▶ [What the task asks]:
Extract the lines that carry the string "JSON" from the listing.

▶ [Data shown]:
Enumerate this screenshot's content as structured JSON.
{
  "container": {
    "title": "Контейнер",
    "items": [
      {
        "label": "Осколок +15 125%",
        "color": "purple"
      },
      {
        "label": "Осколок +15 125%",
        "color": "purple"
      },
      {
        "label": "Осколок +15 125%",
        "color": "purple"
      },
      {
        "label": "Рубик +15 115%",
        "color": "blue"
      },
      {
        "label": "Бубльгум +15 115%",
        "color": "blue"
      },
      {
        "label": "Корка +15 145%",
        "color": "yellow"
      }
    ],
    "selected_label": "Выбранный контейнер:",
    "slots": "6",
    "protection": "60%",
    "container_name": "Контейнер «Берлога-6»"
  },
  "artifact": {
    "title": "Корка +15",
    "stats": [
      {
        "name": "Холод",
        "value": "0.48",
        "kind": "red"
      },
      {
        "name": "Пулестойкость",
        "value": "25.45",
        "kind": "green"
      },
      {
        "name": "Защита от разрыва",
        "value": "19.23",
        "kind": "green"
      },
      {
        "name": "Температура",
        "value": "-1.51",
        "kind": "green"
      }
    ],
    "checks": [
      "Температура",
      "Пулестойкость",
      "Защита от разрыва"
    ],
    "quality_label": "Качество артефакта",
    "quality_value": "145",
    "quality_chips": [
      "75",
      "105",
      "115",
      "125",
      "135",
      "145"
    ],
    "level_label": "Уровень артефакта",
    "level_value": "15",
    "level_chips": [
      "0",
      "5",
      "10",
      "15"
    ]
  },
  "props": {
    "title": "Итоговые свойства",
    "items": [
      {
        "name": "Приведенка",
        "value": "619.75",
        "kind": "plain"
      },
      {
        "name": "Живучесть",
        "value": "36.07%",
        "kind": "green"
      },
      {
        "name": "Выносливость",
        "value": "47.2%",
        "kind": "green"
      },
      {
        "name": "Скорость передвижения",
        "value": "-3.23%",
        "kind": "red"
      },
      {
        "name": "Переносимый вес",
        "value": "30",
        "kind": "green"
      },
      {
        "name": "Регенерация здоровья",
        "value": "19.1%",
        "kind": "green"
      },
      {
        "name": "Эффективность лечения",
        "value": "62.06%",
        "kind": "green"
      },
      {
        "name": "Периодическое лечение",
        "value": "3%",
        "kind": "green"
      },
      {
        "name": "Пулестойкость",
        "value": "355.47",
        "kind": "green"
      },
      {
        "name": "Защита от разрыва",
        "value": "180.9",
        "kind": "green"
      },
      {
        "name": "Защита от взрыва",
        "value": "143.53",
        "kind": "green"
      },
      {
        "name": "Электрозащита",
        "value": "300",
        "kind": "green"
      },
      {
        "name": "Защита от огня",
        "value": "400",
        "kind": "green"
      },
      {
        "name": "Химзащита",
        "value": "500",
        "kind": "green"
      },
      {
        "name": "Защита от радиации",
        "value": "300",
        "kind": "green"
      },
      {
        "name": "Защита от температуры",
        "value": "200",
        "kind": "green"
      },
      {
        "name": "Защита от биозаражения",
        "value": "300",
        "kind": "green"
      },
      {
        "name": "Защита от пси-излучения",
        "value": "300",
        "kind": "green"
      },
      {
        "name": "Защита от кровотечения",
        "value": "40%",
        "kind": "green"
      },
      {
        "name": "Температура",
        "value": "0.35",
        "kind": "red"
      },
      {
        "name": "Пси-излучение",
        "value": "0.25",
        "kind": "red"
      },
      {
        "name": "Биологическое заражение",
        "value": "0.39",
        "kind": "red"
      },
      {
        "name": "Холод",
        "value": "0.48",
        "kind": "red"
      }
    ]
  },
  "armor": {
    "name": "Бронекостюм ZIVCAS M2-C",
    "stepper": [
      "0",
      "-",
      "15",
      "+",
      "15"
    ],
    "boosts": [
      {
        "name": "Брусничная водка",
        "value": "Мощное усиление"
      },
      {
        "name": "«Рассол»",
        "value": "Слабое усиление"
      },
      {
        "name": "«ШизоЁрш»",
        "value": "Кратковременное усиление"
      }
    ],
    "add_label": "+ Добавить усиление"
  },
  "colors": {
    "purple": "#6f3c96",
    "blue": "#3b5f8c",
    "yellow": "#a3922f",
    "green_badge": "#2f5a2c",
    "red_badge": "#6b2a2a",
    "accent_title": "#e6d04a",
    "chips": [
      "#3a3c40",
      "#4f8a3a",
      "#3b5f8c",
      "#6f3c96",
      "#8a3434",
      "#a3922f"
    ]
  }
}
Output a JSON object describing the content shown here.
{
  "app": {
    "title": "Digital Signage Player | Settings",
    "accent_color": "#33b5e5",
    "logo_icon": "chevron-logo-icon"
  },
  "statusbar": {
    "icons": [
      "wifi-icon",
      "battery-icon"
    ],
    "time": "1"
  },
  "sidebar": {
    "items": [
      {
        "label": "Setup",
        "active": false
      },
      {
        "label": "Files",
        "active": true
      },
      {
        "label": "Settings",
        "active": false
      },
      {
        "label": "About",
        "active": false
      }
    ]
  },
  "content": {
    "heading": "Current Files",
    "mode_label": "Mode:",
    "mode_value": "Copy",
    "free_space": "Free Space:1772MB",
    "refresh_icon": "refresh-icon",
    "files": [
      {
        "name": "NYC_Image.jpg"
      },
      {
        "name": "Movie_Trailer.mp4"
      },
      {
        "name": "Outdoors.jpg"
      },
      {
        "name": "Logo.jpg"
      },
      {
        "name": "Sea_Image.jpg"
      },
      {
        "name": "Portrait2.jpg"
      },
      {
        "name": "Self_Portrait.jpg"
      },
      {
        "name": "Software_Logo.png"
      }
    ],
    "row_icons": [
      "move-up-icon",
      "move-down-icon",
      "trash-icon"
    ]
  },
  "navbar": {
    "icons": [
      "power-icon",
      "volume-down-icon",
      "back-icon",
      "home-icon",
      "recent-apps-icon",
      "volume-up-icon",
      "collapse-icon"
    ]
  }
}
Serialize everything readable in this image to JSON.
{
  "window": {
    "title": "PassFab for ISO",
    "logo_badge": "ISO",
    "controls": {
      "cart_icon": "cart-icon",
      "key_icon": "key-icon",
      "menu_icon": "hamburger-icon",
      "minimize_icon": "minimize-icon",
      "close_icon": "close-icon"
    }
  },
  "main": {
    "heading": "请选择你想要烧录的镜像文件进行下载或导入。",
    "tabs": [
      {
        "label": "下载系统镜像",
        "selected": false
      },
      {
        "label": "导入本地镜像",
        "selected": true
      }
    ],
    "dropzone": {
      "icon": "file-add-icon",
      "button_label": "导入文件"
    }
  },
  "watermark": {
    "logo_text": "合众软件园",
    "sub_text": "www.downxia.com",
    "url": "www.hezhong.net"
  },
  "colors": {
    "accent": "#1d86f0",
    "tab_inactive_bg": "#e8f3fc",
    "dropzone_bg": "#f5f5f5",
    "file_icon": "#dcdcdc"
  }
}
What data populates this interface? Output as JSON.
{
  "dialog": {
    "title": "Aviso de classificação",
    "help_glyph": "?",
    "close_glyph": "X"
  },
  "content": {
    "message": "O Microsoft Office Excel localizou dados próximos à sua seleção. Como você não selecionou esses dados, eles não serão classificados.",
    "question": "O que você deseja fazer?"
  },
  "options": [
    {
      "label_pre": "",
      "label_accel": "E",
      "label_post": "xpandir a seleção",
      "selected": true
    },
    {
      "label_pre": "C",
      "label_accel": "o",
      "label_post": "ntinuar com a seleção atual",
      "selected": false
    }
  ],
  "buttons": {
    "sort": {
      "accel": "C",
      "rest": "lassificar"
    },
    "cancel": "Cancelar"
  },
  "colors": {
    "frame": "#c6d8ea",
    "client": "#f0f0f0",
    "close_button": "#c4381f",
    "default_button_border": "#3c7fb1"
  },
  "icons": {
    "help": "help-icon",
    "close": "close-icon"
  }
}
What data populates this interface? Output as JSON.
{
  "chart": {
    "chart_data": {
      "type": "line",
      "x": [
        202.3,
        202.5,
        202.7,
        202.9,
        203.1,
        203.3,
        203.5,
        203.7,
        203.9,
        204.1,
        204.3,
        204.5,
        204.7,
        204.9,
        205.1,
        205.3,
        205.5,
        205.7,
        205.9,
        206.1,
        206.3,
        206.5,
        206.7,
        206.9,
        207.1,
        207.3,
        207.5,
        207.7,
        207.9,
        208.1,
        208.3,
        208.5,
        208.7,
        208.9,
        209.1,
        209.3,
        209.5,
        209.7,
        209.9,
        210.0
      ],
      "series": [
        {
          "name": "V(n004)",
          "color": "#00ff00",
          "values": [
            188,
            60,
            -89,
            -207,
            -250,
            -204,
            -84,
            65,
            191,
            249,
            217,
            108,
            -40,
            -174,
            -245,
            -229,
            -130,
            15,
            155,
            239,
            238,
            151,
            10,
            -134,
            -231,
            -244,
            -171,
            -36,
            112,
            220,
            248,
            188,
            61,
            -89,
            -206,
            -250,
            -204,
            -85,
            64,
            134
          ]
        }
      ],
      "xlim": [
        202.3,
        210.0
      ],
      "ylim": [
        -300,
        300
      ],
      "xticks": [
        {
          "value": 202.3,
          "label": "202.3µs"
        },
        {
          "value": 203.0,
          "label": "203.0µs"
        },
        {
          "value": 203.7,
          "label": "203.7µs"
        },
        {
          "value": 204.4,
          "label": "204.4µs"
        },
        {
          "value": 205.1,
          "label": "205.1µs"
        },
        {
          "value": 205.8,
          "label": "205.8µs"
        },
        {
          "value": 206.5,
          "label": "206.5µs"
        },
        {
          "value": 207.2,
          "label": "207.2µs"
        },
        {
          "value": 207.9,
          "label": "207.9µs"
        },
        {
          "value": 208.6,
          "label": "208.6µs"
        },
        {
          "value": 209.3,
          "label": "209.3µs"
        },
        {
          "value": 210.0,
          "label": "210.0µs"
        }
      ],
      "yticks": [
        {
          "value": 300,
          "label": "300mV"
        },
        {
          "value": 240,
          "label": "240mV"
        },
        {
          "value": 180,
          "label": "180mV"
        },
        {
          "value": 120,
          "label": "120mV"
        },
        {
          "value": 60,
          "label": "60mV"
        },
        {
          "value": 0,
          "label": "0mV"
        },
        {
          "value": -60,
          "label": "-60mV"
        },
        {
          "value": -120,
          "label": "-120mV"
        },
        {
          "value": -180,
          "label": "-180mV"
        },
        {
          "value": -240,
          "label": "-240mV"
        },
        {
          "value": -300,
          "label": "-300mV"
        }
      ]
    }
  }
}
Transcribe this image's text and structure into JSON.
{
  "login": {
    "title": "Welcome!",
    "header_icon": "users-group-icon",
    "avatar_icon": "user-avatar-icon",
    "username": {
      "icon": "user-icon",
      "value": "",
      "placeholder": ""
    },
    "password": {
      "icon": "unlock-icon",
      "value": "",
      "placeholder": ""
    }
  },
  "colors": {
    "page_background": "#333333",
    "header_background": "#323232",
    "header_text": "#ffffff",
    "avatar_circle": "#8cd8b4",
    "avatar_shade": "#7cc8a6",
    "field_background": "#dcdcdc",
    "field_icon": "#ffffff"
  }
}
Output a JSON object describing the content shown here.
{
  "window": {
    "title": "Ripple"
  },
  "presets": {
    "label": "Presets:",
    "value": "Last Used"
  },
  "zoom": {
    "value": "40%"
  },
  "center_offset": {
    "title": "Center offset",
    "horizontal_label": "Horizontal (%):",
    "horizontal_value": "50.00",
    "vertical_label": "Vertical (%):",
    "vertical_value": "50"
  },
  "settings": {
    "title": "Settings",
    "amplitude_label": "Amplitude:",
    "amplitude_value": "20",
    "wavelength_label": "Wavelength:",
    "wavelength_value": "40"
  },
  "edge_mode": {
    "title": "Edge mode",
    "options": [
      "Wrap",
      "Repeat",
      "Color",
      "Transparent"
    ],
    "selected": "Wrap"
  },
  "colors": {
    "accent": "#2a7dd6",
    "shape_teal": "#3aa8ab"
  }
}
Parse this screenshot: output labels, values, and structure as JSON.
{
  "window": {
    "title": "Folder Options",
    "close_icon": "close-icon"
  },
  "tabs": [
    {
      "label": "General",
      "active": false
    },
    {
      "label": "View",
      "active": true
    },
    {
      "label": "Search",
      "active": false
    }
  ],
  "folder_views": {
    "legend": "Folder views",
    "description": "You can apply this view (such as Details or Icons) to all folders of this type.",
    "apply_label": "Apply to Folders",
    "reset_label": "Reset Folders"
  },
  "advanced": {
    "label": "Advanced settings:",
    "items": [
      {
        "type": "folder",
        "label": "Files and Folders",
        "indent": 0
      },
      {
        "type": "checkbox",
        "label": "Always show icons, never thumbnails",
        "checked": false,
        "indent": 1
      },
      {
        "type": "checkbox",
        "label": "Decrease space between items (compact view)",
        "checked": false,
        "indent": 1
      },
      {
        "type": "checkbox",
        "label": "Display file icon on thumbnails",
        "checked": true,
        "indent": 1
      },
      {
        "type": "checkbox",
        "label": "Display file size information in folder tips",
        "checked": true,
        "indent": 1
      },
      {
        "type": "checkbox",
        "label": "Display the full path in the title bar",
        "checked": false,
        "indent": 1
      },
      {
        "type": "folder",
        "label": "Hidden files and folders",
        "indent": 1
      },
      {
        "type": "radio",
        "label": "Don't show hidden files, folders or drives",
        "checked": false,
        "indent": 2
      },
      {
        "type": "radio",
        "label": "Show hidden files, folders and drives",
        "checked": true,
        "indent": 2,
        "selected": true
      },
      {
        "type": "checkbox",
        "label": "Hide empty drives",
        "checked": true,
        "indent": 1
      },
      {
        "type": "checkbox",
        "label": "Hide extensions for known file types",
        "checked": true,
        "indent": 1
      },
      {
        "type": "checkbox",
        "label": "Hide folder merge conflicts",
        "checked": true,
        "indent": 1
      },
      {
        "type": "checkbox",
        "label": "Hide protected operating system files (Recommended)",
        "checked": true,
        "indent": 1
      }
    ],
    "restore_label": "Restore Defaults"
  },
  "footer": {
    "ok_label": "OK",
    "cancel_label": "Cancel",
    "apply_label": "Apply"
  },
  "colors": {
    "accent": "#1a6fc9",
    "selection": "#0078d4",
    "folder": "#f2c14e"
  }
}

▶ [Completed exercise]:
Enumerate this screenshot's content as structured JSON.
Output a JSON object describing the content shown here.
Serialize everything readable in this image to JSON.
What data populates this interface? Output as JSON.
What data populates this interface? Output as JSON.
Transcribe this image's text and structure into JSON.
Output a JSON object describing the content shown here.
Parse this screenshot: output labels, values, and structure as JSON.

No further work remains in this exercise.